Work instructions:
Find the word "description" in the listing. Copy out each line where it occurs.
··· Records for the task
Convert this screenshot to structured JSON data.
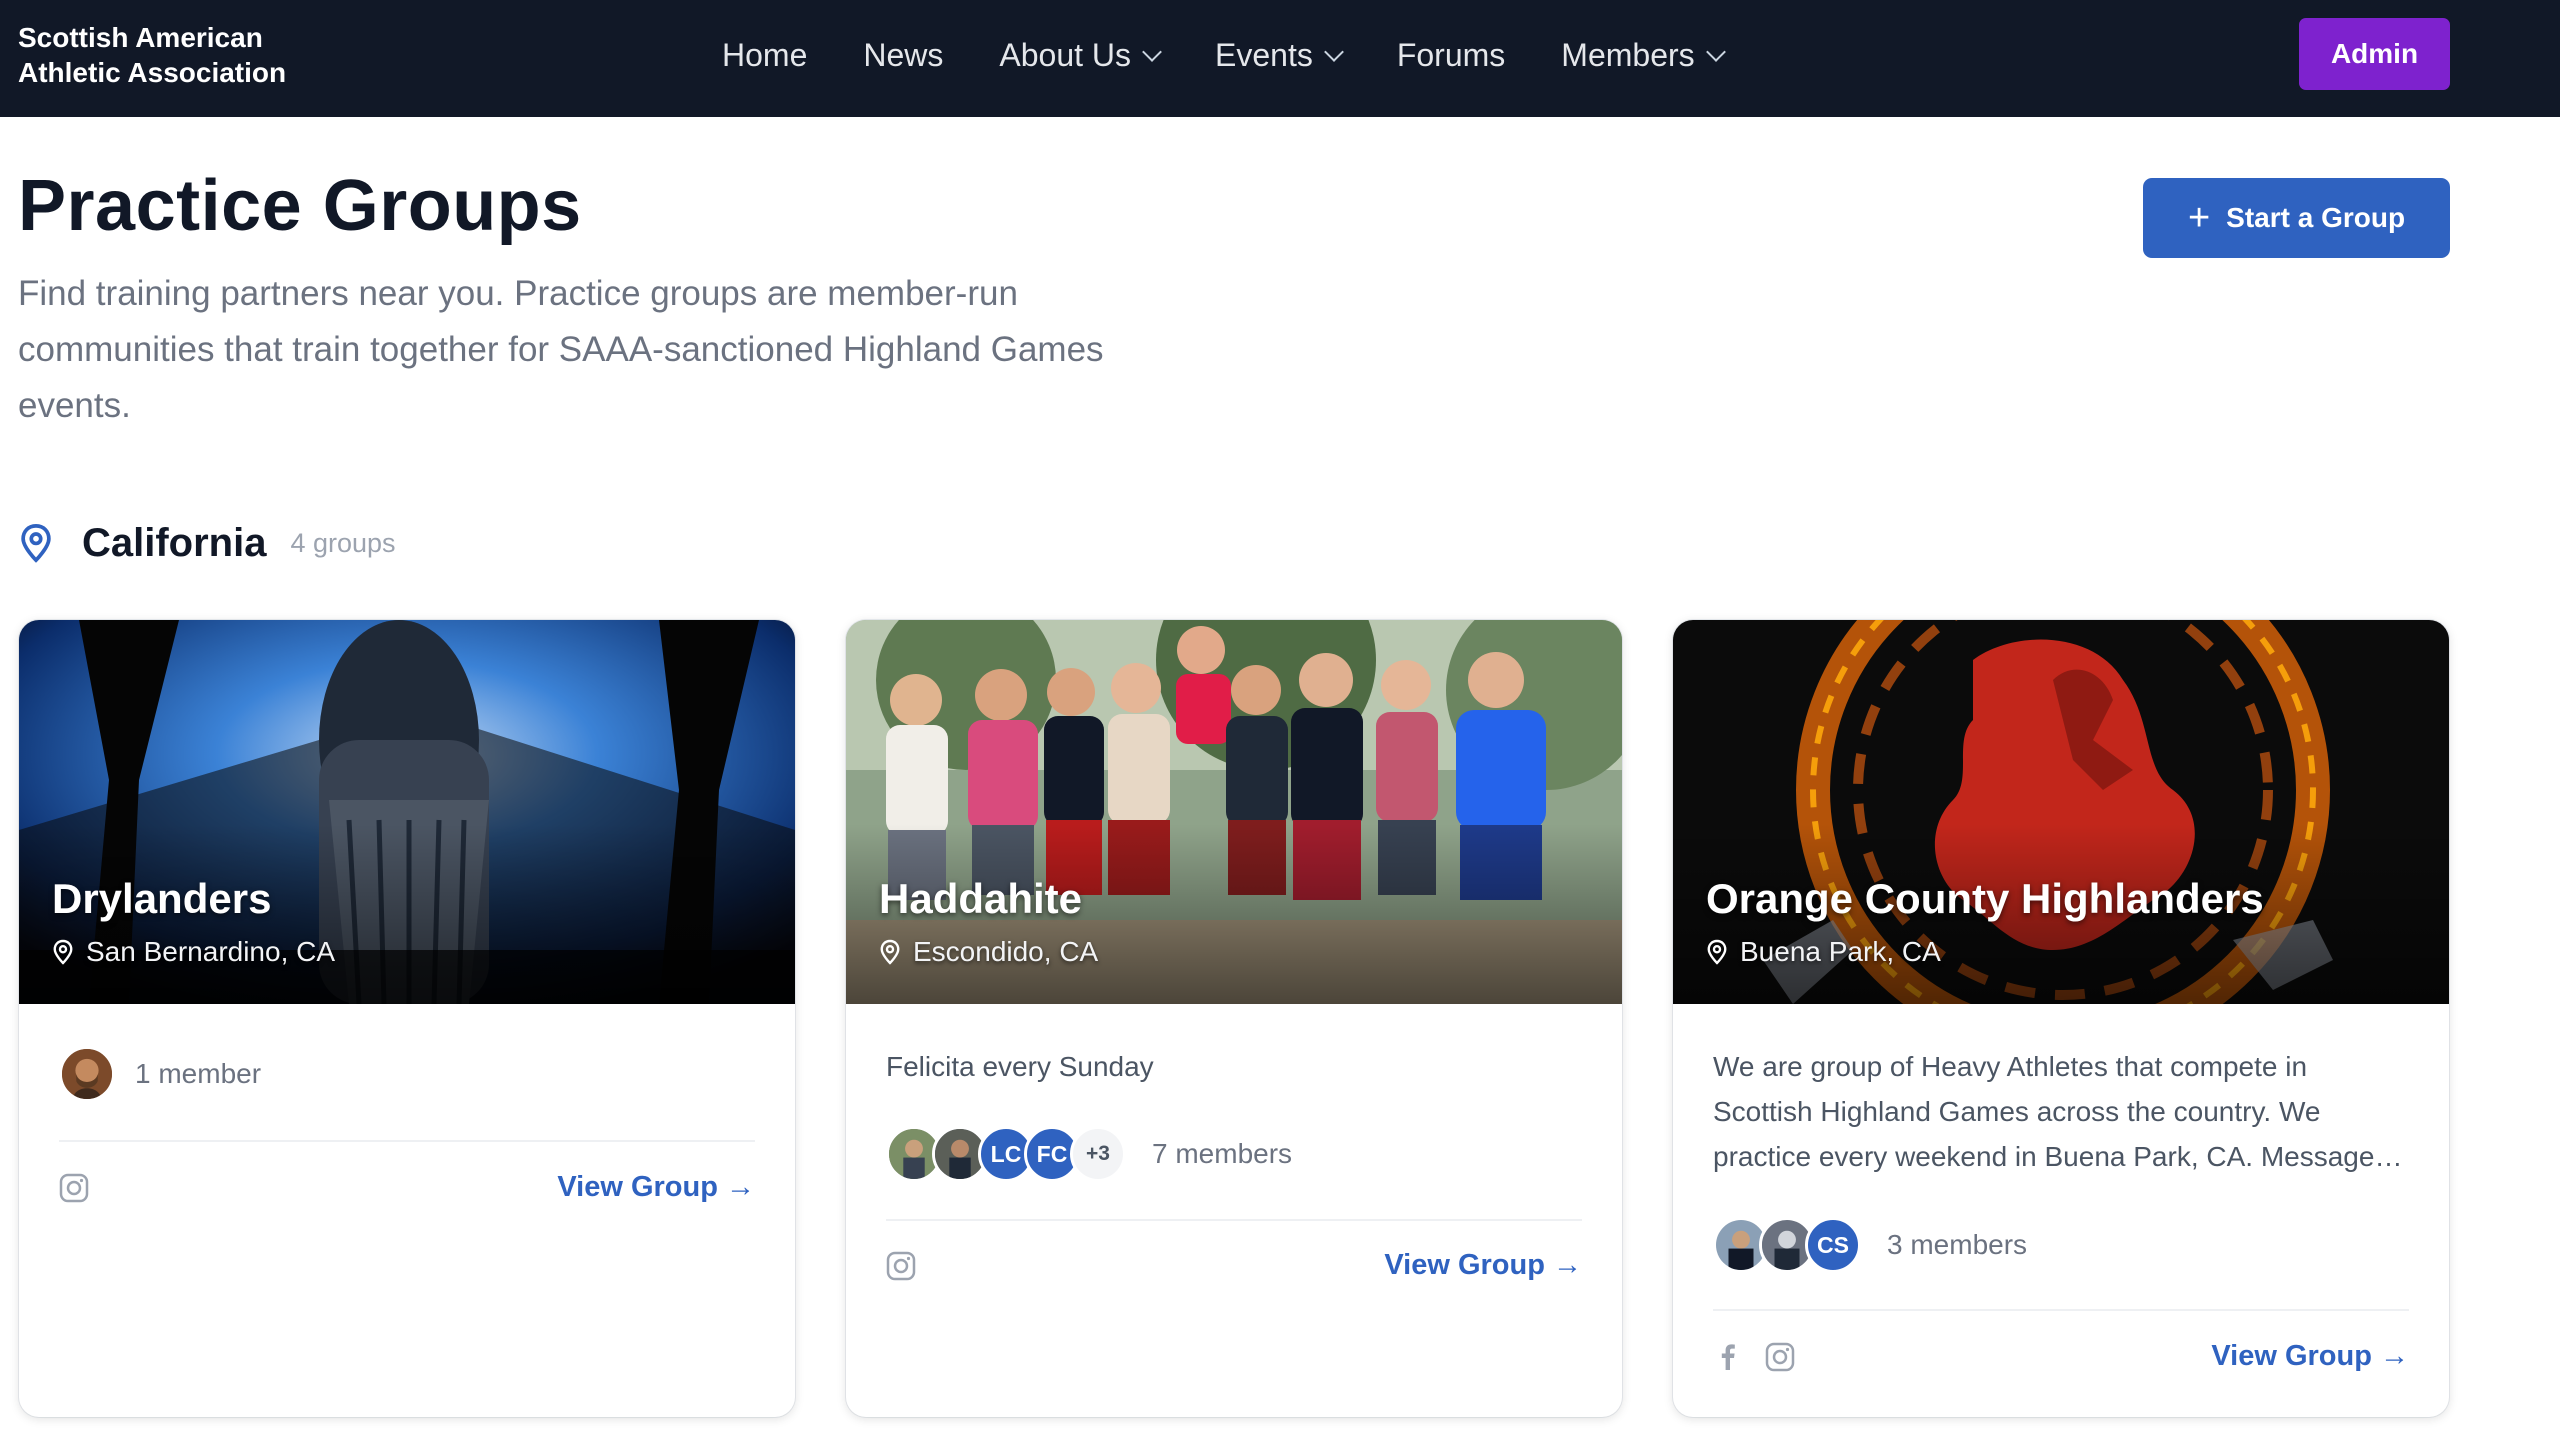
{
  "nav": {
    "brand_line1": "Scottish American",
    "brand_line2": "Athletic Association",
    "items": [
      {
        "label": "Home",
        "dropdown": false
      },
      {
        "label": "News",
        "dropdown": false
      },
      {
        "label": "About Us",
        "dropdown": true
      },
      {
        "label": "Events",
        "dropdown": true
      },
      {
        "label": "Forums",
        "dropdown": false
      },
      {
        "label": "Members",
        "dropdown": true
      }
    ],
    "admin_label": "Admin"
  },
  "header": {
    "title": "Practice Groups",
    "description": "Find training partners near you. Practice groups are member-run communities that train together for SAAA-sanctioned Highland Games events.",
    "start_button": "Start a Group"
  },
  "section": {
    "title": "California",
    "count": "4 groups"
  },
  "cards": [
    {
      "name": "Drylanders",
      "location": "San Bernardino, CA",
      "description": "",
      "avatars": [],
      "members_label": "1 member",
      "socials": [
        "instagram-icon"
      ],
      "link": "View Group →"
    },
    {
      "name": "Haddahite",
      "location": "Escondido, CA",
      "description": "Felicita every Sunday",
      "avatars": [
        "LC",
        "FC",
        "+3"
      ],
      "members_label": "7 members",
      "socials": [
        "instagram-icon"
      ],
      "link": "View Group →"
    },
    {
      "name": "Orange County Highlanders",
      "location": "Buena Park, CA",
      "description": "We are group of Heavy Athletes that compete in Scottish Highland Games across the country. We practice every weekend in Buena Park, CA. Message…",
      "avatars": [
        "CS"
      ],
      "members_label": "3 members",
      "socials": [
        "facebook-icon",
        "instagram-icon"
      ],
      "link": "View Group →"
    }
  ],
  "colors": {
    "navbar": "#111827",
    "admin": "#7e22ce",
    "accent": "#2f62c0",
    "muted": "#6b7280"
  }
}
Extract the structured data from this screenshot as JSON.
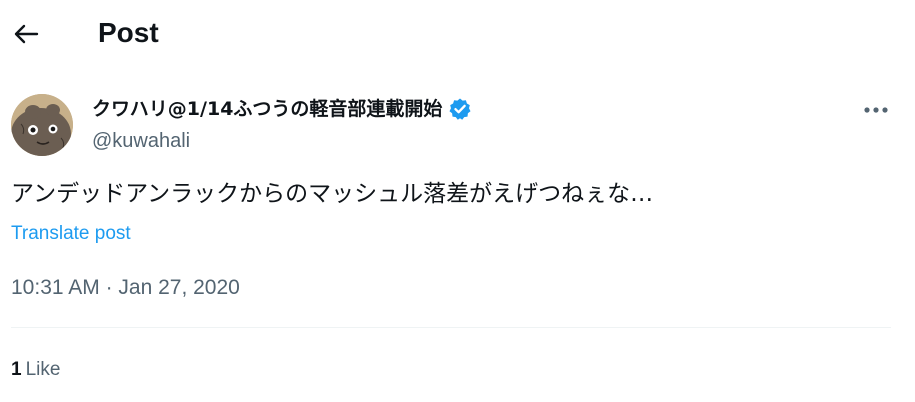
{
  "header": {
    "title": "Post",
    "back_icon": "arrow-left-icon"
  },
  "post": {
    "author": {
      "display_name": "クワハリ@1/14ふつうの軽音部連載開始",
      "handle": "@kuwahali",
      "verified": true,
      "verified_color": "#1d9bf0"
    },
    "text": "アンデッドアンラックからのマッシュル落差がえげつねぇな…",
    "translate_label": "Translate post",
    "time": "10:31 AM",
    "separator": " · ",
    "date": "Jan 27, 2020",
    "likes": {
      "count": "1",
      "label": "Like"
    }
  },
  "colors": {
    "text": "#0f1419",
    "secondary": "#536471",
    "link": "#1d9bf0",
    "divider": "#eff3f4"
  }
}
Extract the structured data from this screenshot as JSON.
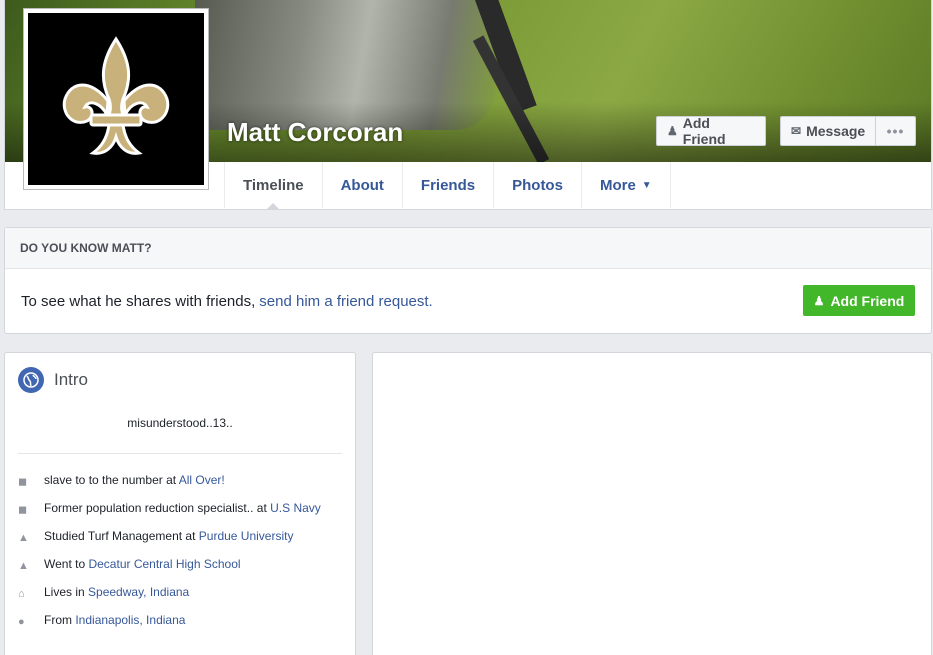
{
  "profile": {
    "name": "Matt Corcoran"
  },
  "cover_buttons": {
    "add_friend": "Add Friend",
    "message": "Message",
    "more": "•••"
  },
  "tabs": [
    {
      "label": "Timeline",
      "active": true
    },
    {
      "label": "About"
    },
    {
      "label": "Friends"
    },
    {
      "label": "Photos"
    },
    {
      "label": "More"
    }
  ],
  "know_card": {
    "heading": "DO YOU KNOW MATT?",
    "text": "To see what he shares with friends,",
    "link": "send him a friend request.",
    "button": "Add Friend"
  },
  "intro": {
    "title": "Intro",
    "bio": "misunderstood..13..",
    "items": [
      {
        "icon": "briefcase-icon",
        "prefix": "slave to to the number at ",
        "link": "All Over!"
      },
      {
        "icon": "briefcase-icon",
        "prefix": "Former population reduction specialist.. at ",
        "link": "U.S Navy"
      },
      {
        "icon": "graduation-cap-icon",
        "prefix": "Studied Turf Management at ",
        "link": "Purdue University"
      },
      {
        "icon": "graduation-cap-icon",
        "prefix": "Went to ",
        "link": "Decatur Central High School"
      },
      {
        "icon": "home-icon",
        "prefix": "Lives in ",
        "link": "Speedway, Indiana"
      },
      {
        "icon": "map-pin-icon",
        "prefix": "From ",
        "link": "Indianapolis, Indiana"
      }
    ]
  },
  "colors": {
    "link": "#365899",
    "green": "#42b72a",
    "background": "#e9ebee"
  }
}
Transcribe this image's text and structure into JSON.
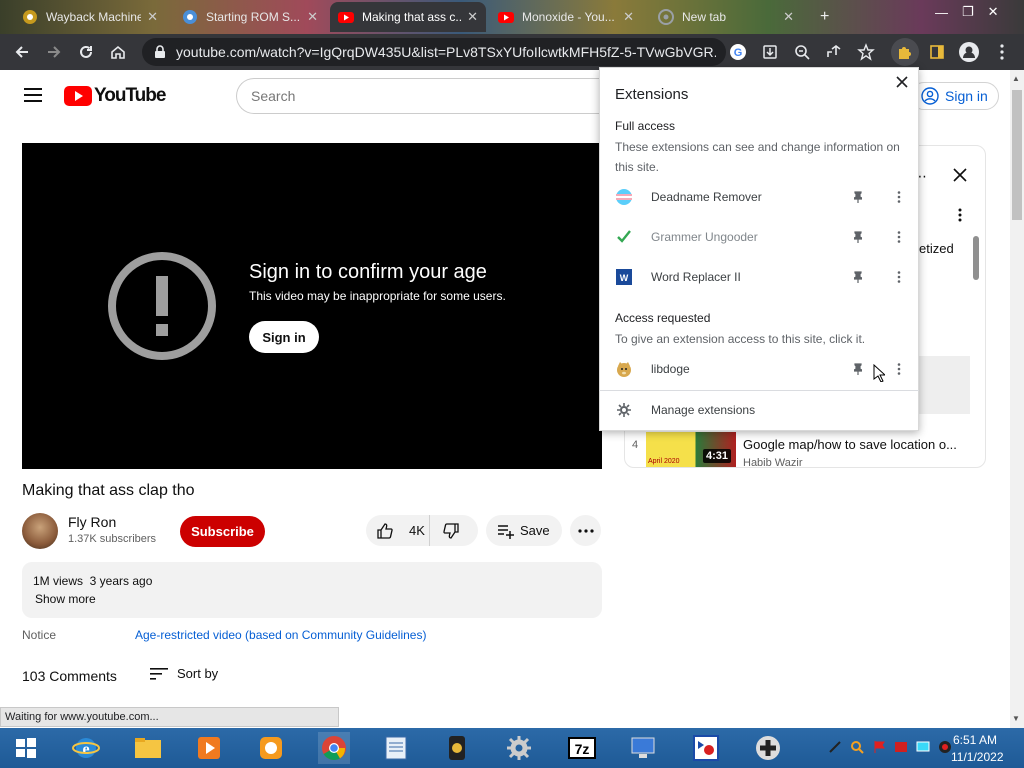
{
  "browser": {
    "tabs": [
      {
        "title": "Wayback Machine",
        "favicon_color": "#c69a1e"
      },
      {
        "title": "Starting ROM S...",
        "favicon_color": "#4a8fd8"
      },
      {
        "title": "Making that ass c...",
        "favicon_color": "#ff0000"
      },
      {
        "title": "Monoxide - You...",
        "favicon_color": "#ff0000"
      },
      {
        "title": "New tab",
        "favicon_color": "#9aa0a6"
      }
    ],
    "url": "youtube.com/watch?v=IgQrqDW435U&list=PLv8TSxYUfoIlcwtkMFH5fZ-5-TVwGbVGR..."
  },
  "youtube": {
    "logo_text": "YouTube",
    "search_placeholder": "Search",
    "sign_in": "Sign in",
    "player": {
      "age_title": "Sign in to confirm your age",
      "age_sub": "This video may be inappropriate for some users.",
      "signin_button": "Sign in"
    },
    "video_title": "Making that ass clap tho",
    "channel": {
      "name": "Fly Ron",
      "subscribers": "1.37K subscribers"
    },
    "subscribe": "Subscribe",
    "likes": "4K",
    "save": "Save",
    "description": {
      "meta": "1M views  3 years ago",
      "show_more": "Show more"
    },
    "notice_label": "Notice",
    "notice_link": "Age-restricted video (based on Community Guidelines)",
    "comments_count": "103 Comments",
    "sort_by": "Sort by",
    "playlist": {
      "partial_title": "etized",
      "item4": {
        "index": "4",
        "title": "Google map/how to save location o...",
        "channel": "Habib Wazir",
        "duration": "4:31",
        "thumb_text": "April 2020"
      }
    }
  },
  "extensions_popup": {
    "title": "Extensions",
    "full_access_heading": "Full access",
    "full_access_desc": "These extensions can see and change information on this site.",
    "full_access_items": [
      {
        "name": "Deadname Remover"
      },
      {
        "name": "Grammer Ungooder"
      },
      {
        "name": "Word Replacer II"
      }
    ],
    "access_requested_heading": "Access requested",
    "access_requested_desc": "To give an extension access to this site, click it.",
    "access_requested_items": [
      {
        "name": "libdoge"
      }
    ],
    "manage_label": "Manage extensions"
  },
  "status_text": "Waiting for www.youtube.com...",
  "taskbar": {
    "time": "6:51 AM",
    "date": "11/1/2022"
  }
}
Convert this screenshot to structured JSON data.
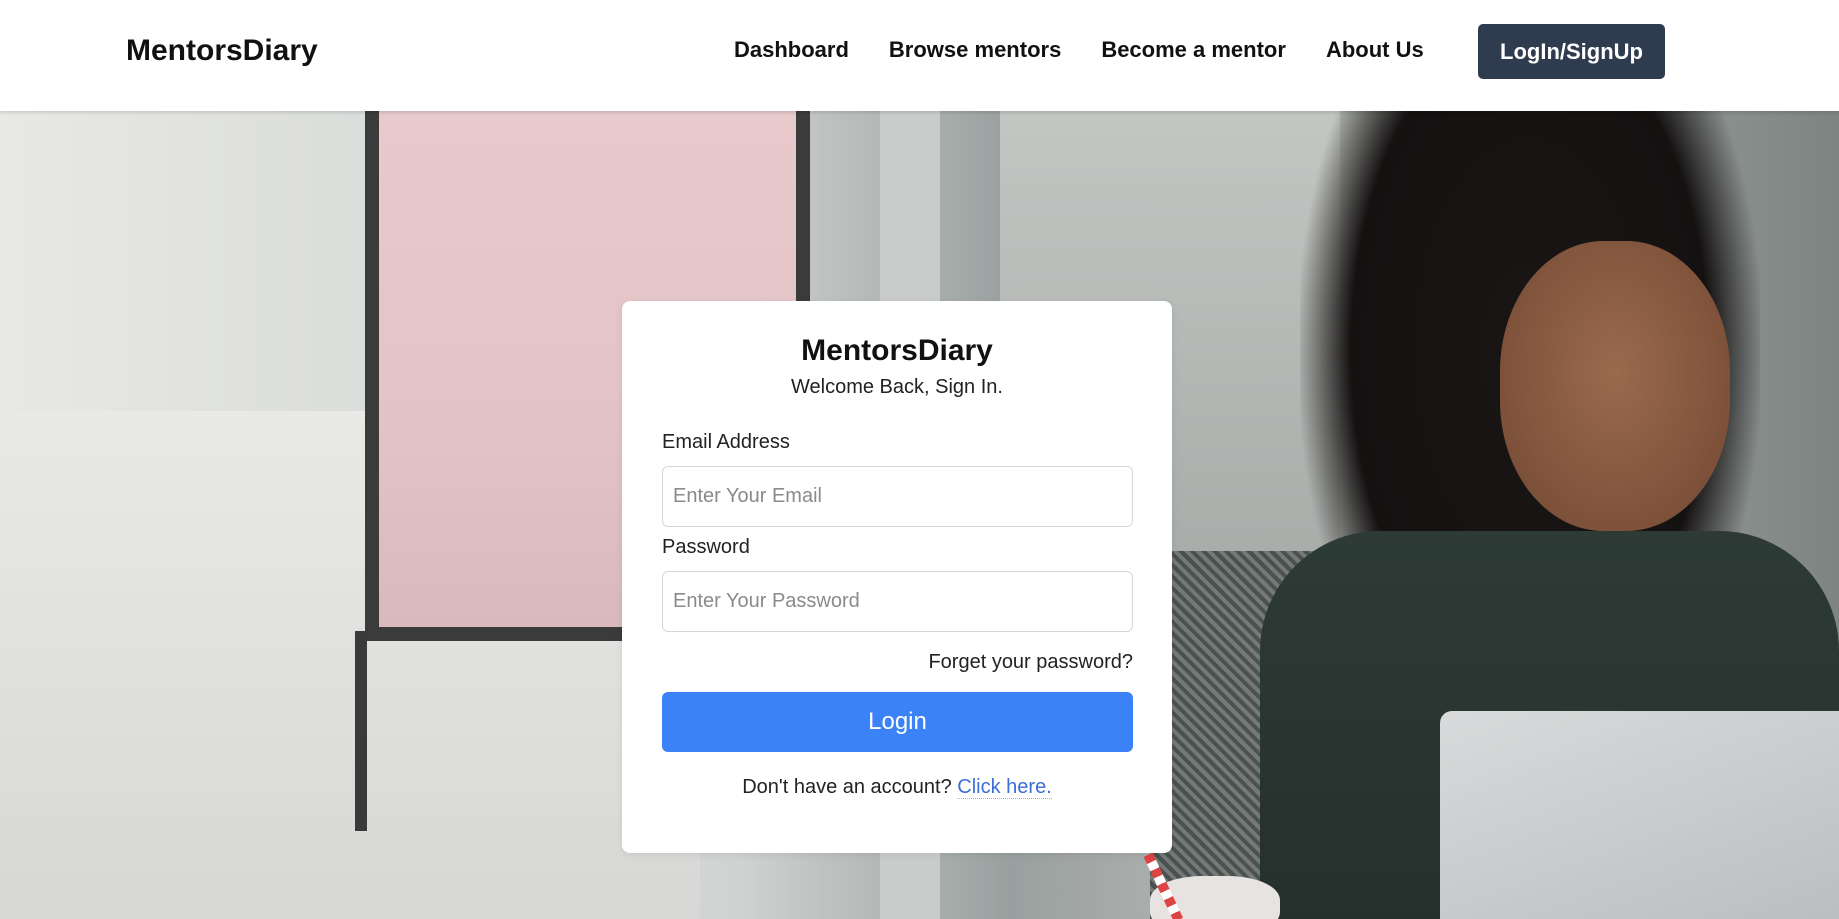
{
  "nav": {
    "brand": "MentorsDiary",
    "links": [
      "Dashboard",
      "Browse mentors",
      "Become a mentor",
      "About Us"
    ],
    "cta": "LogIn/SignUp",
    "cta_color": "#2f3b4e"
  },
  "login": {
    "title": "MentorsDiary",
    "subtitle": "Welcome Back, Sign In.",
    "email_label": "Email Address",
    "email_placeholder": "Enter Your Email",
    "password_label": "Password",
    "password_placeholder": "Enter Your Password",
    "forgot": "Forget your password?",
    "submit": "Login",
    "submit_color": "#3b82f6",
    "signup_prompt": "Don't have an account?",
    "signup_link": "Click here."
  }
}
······
Response to the task:
    "description": "Find training partners near you. Practice groups are member-run communities that train together for SAAA-sanctioned Highland Games events.",
      "description": "",
      "description": "Felicita every Sunday",
      "description": "We are group of Heavy Athletes that compete in Scottish Highland Games across the country. We practice every weekend in Buena Park, CA. Message…",
    "description": {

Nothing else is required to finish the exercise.